We also met with grassroots activists whose work has been instrumental in giving the voices of co-existence an international platform. Terry Greenblatt and Maha Abu-Dayyeh Shamas delivered an urgent call for peace in a joint statement to members of the UN Security Council last April (their statements are attached under Appendix 4). In follow-up meetings with UN and European Union officials, they have made some progress in lobbying for the creation of an International Women’s Commission on Peace in the Middle East at the United Nations (see Terry Greenblatt speech to a conference of Jewish Voices for Peace in Toronto, June 8, 2003, attached as Appendix 5).

At the formal political level, Hanan Ashrawi, Zahira Kamal, Tamar Gozanski and Naomi Chazan stand out as steadfast interlocutors for peace: they continually lobby their respective government/authority to expand the definitions and institutions of democracy which is a building block in any attempt to achieve a just and lasting peace in the region.

Throughout this mission we felt both inspired and motivated. Inspired by the women whose courage is challenging dominant perceptions of the Israeli/Palestinian conflict as essentially violent and as perpetual and interminable. These women are a living testimony that the road to a peaceful solution is both possible and open. We were witness to relentless efforts to break the stranglehold of the discourse of militarism inflicted on both the Israeli and Palestinian populations. During a recent visit to document the contribution of Canadian women to the International Women’s Peace Service in the West Bank village of Hares, one of our members attended a groundbreaking gathering of the Israeli and Palestinian peace camps in Ramallah which, though not organized exclusively by women, was attended by many of the women we met including Hanan Ashrawi, Zahira Kamal, Tamar Gozanski, Wafa Abed Rahman, Maha Abu- Dayyeh Shamas, Dorothy Naor from New Profile, and several members of Bat Shalom. These women were key signatories of the grassroots Joint Palestinian-Israeli Call for Peace and Joint Action that was published in the Israeli newspaper Haaretz April 16, 2003(attached as Appendix 8). They were also among the organizers and speakers at the Founding Conference of the Joint Palestinian - Israeli action framework that followed, on June 28, 2003, in Ramallah.

The women we met repeatedly told us that we had an obligation to return to Canada and tell others about their work and their vision for co-existence. They noted that men tend to dominate the Western media when it comes to the Israeli-Palestinian conflict. As a result, the impact of the conflict on women and women’s contributions to building the conditions for co-existence tend to be ignored. Accordingly, we have an obligation to disseminate the insights that we have gained, to retell the stories that we heard, and to share with the Canadian public the vision of peace that these women shared with us.

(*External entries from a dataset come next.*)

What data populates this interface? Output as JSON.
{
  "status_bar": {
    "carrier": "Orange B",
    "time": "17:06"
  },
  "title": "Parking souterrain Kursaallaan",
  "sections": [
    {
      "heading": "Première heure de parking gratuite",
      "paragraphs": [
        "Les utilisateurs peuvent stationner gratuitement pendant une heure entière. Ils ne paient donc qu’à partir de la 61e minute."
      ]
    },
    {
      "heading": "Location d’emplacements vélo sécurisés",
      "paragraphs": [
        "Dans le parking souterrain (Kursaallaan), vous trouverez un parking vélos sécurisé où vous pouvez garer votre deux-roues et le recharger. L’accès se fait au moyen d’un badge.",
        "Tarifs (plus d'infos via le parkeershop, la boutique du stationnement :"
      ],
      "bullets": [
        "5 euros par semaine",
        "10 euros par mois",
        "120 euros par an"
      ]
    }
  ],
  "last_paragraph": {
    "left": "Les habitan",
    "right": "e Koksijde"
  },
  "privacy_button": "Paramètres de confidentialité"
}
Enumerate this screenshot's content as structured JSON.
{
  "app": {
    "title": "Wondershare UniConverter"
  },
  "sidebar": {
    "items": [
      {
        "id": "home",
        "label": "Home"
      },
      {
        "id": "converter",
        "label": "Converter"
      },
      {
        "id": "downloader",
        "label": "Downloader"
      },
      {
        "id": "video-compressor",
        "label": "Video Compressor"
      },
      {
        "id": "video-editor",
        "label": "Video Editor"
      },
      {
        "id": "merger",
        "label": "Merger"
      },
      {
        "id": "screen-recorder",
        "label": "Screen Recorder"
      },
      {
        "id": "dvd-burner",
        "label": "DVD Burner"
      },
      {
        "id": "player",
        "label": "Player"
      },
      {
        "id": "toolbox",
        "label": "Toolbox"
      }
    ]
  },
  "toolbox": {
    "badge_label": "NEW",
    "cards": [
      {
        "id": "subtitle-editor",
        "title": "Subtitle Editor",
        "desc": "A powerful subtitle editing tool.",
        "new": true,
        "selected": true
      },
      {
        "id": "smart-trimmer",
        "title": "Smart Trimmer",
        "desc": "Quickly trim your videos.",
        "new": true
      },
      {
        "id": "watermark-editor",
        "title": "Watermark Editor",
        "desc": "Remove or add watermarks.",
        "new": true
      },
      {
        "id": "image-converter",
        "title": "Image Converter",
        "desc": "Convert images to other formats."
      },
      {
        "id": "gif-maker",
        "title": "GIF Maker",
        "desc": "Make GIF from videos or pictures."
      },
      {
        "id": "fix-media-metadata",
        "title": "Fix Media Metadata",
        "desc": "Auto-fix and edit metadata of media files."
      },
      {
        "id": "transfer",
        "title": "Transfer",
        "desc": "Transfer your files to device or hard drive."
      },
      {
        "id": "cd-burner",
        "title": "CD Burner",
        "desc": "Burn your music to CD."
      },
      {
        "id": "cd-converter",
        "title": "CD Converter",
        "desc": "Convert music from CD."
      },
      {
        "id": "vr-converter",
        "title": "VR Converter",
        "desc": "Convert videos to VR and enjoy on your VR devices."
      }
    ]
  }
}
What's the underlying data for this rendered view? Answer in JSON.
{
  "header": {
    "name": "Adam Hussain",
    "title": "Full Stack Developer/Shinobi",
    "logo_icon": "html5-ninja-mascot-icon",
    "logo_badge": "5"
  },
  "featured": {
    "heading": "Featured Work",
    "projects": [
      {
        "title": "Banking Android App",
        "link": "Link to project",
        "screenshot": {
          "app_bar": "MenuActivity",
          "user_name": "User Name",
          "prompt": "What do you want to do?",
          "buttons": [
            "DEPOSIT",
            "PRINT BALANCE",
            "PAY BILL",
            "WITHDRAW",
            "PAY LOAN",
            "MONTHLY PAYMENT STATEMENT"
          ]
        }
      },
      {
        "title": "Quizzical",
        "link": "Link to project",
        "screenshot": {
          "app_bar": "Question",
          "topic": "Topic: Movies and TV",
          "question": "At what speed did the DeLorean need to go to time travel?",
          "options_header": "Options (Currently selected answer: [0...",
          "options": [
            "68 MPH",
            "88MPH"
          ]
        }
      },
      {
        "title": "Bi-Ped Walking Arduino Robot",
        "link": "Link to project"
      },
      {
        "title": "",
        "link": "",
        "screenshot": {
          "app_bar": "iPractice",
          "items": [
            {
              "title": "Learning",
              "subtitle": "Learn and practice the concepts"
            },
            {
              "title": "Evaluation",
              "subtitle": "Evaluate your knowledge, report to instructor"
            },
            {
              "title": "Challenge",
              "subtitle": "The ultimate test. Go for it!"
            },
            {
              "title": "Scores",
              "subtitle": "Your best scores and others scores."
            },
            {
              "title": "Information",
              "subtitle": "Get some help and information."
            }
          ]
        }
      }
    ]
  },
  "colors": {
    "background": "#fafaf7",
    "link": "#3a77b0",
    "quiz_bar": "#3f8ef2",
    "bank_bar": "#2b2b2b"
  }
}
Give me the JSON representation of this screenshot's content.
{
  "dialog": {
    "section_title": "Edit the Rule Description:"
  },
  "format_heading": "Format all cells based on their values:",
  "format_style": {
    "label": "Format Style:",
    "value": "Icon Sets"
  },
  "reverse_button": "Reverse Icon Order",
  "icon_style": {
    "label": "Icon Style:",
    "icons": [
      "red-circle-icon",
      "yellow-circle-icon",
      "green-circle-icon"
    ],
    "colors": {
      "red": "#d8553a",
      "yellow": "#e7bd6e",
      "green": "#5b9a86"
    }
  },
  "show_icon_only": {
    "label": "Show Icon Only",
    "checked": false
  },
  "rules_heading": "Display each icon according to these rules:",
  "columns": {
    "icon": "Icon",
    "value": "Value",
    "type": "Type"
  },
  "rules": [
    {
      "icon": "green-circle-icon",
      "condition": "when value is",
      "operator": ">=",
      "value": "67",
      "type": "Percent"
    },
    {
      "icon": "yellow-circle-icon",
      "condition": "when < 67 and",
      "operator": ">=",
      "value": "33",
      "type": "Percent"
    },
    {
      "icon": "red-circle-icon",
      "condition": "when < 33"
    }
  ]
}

The following pages attempt to encapsulate our analysis of the Israeli-Palestinian conflict and women’s place within it. This is not a complete report. It cannot do justice to the work of the women we met, nor to our own experiences, either individually or collectively. There remain also a good number of individuals and organizations with whom we could not meet as a group because time or circumstances did not permit. At most, we offer a slice of our experiences and hope that this report will encourage others to seek out and understand the work of the women we met who struggle seemingly against all odds to maintain a space for “the other” in Israel and Palestine.

In addition to producing this report, members of the mission have participated in various conferences to help raise the profile, within Canadian society, of the women we met and the work that they do. We will continue to do so. Extensive videotaped documentation of interviews, dialogues, presentations and conferences conducted or attended by all or some members of our group, during and in the months following the mission, may be available for briefing and background purposes. (Appendix 1 contains brief biographies of the mission members and how to reach them.)